Adequate detail on the primary studies was supplied. The method of synthesis appeared appropriate, although it was not entirely clear what method of meta-analysis had been used. The results for the assessment of statistical heterogeneity were only reported for one of the four meta-analyses; differences between treatment effects of individual studies for other meta-analyses could be assessed by inspecting the forest plots. One of the forest plots (bright light as adjunctive treatment for non-seasonal depression) showed studies with different directions of treatment effects, but the implications of this were not discussed in the review. The authors' conclusions are an accurate reflection of the evidence presented, and are relevant to a clearly defined population. However, owing to the methodological limitations, it is not possible to determine the reliability of the conclusions.

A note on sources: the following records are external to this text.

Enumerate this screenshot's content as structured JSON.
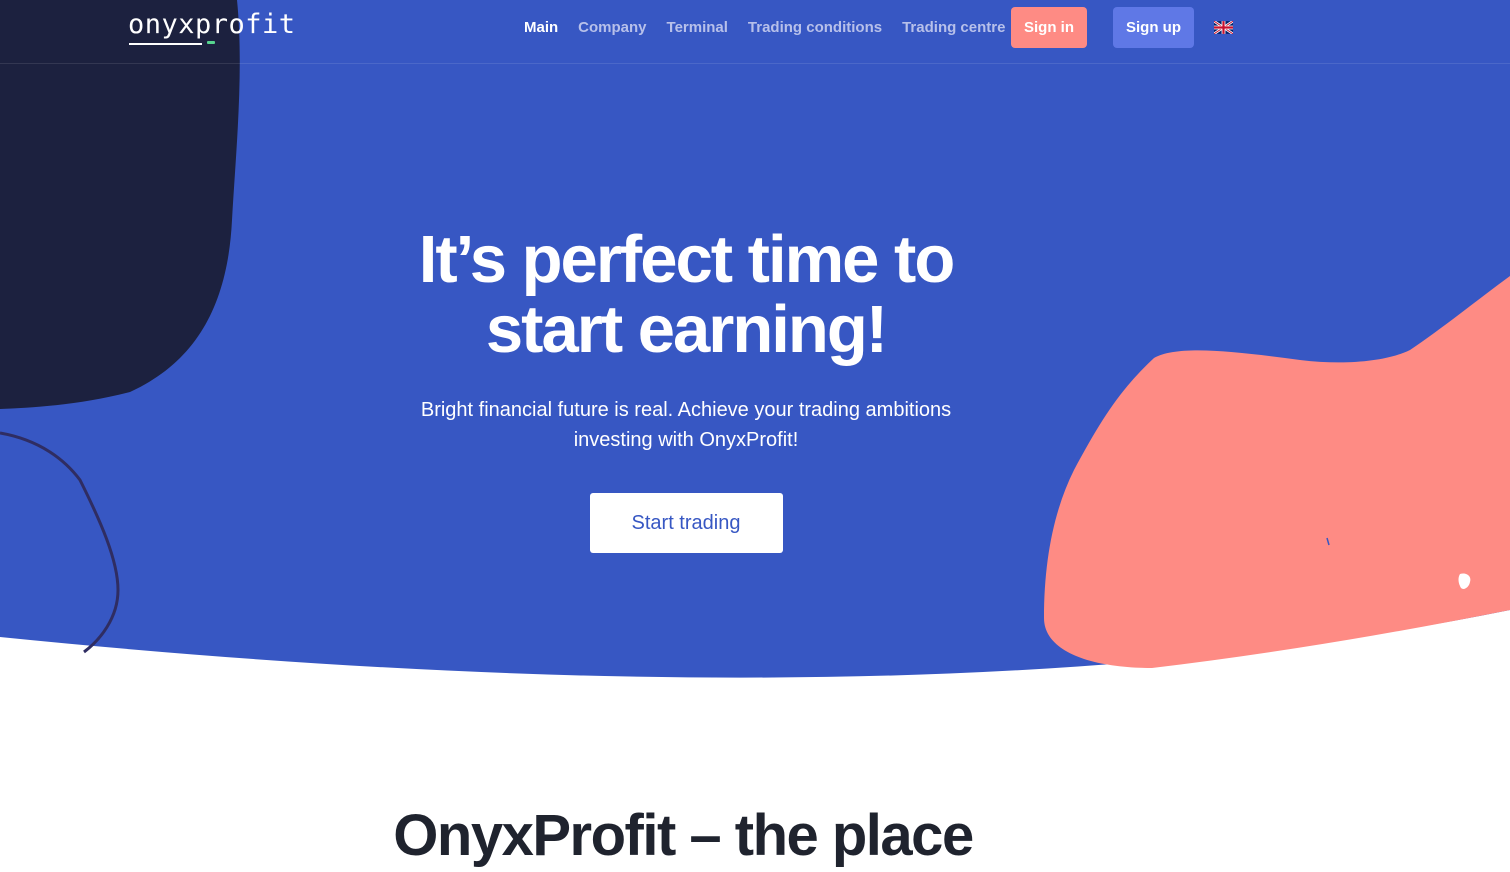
{
  "brand": {
    "logo_text": "onyxprofit"
  },
  "nav": {
    "items": [
      {
        "label": "Main",
        "active": true
      },
      {
        "label": "Company",
        "active": false
      },
      {
        "label": "Terminal",
        "active": false
      },
      {
        "label": "Trading conditions",
        "active": false
      },
      {
        "label": "Trading centre",
        "active": false
      }
    ],
    "sign_in": "Sign in",
    "sign_up": "Sign up",
    "language_icon": "uk-flag-icon"
  },
  "hero": {
    "title_line1": "It’s perfect time to",
    "title_line2": "start earning!",
    "subtitle_line1": "Bright financial future is real. Achieve your trading ambitions",
    "subtitle_line2": "investing with OnyxProfit!",
    "cta": "Start trading"
  },
  "section": {
    "title": "OnyxProfit – the place"
  },
  "colors": {
    "hero_bg": "#3757c3",
    "dark_blob": "#1c213f",
    "coral_blob": "#fe8b84",
    "sign_in_bg": "#fe8b84",
    "sign_up_bg": "#5f78e6",
    "nav_inactive": "#b7c0ea",
    "cta_text": "#3757c3",
    "heading_dark": "#1f232e"
  }
}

Implications of the review for practice and research

Practice: The authors did not state any implications for practice.

Research: The authors stated that more rigorous research is required to evaluate light therapy for mood disorders. The definition of parameters for active and placebo conditions, along with the use of adequate sample sizes with different population subgroups, and the exploration of optimum doses and safety issues, all merit special consideration.

Bibliographic details

Golden R N, Gaynes B N, Ekstrom R D, Hamer R M, Jacobsen F M, Suppes T, Wisner K L, Nemeroff C B. The efficacy of light therapy in the treatment of mood disorders: a review and meta-analysis of the evidence. American Journal of Psychiatry 2005; 162(4): 656-662. [PubMed: 15800134]

Other publications of related interest

These additional published commentaries may also be of interest. Simon G. Review: bright light therapy and dawn simulation reduce symptom severity in seasonal affective disorder. Evid Based Med 2005;10:146. Simon G. Review: bright-light therapy and dawn simulation reduce symptom severity in seasonal affective disorder. ACP J Club 2005;143:48.

Indexing Status

Subject indexing assigned by NLM

MeSH

Adult; Depressive Disorder /therapy; Humans; Mood Disorders /drug therapy /therapy; Phototherapy /methods; Placebos; Psychotropic Drugs /therapeutic use; Randomized Controlled Trials as Topic /standards /statistics & numerical data; Research Design /standards; Seasonal Affective Disorder /therapy; Treatment Outcome

AccessionNumber

12005009938

Database entry date

31/10/2006

Record Status

This is a critical abstract of a systematic review that meets the criteria for inclusion on DARE. Each critical abstract contains a brief summary of the review methods, results and conclusions followed by a detailed critical assessment on the reliability of the review and the conclusions drawn.

CRD has determined that this article meets the DARE scientific quality criteria for a systematic review.

Copyright © 2014 University of York.

PMID: 15800134